Monday, May 30, 2016

Stripped Threads... And How To Fix Them.

Doing it in situ.
There will come a time when, if you like to dabble with old vehicles, you will happen upon a damaged thread. And, to be fair, it can be an absolute bastard!

One minute you're tightening up a bolt into an alloy housing, the next the entire thread comes out with the bolt. And you usually only find out during reassembly and most of the work is already done. This is sod's law... par for the course... and a proper pain in the 'arris.

But there is a way. Fret not. You might not even have to strip the component completely if you know what you're doing, although that wasn't the case with this Trident:

We were working on this Triumph T150V a few years back. It was fitted with a big-bore kit and there was an oil leak from the head gasket so just a case of whip the head off, new gasket and away to go... in an ideal world. But Trident barrels have steel tubes which screw into the barrels first, and then the head bolts screw into those. No problem with that, but when torquing up the head bolts, one of the threads in the aluminium barrel gave way!

Much swearing was done, in one's quiet voice, and the head was taken back off. Barrels also off to enable a helicoil to be used and to ensure the hole was drilled out dead square. Of course, it's not a size that we had in stock so had to wait a few days for them to arrive and then we were back in business. Double length helicoils were used to ensure the steel tube sleeves wouldn't pull out again. 

So, new base gasket fitted, barrels back over the awkwardly spaced pistons, and head back on. Torquing up the head nicely and another one stripped! Much swearing was done, this time in one's louder voice, and it all came back off again. Obviously this 850 kit wasn't as well made as the original barrels. This time every thread was drilled out and a double-length helicoil put in. Perfect in the end, and stronger too, but a lot of messing around to get to that stage.

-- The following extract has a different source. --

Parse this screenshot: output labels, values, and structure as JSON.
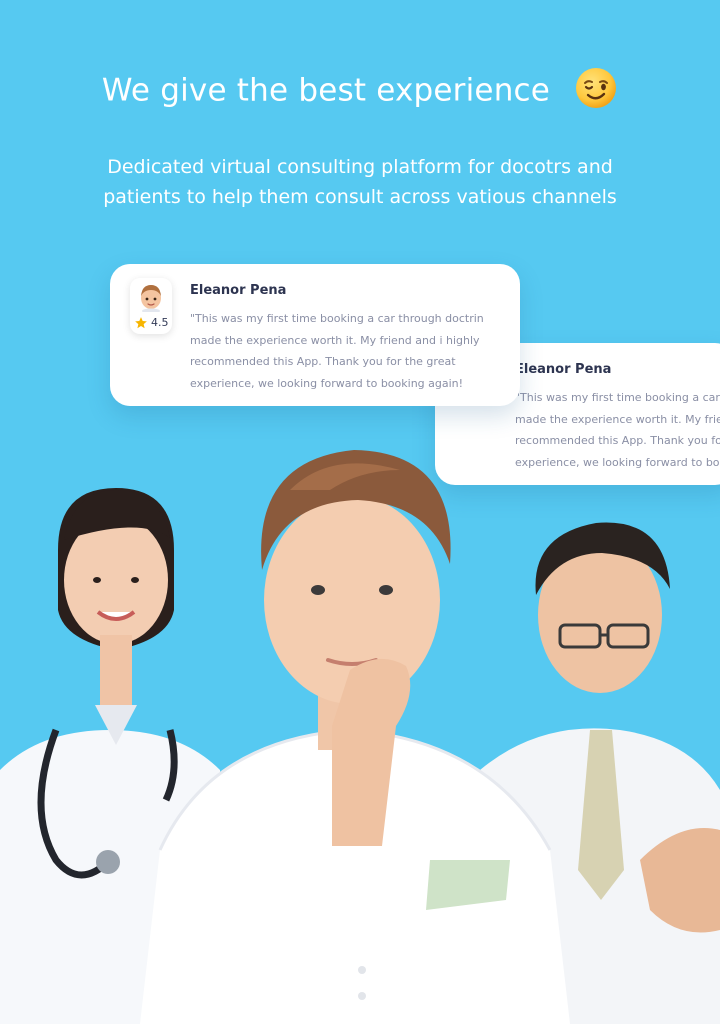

The GS550E — camshaft cap bolts.
While doing the camchain on the old GS, I noticed some beautiful modifications to the camshaft caps using UNC bolts. Obviously the threads had been pulled, or damaged, and the previous owner used a much coarser-threaded bolt to get around the problem. It worked but I just prefer the right M6 bolts to be used. Because I'm only doing the necessities to get this bike running I'm going to leave them as they are but, when refitting the camshafts, three other threads gave way... I couldn't leave those.

So how do you repair a thread when everything's assembled?
Depends on the job, but if you've fitted a few where there's plenty of room, it's easier when you have to fit them in tight spots. The only real issue is cleanliness — all of the swarf or filings need to be removed before you finish the job. 

One of the culprits. 

First things first. The rest of the engine needs to be covered. We want to avoid any swarf disappearing down into the sump or oil ways.

Moving swiftly to the opposite side of the engine, this is how I do the repair. A lot of people will be kicking off about how you should never try this without removing the camshafts, or taking the head off. Simple really, if you're not confident, leave it. Bear in mind some people make their living from thread repairs that are in awkward situations. 
Of course it would be nice if everything was removed to do the job, but that's not always a viable option.

I always place a bolt in not of the other holes adjacent to the damaged one. This gives some idea on the correct angle needed for the tap. No need to drill the thread out here as it was already gone. The tap went in easy — make sure you go down far enough so that the taper of the tap is further down than where the helicoil will stop. If you don't go far enough the helicoil will get really tight on the bolt.

The tip for working inside engines! All oil ways are covered in grease to prevent swarf going in. It stops anything dropping into those hard to reach places. Messy, but very effective. An airline at the end is pretty much a necessity to blow out the filings and get everything spotless.

Once everything is cleaned, and the thread has been blown out, we are ready for the little lifesaver.

Screw it in, in this case leaving enough room for the dowel to go in afterwards, and you'll be left with the little tang inside the hole.

The punch supplied is to break off the tang. Just give it a sharp tap and it will break off into the hole. I use a tiny screwdriver with a magnet held onto the shaft to retrieve the tang.

All that's left to do is to ensure there is nothing left inside the engine that could do harm. I used the airline to blow out the grease from the opposite side, which should have removed all harmful debris. Finally a good clean with brake cleaner, more compressed air and it all went back together.

Once turned over a few times, valve clearances were checked and adjusted again. The old GS is starting to come together. I'd ordered a couple of new Emgo coils, new plug caps, and points and condensers. 
Happy to say it's sounding great with the new coils and plug caps, still a bit of smoke but we'll see how it goes when it's had a few runs. Once the points and condensers are in I'll balance the carbs.
I've just spent all weekend prepping the tank, front mudguard and rear cowl, just got to decide on a colour. I'm thinking blue or red...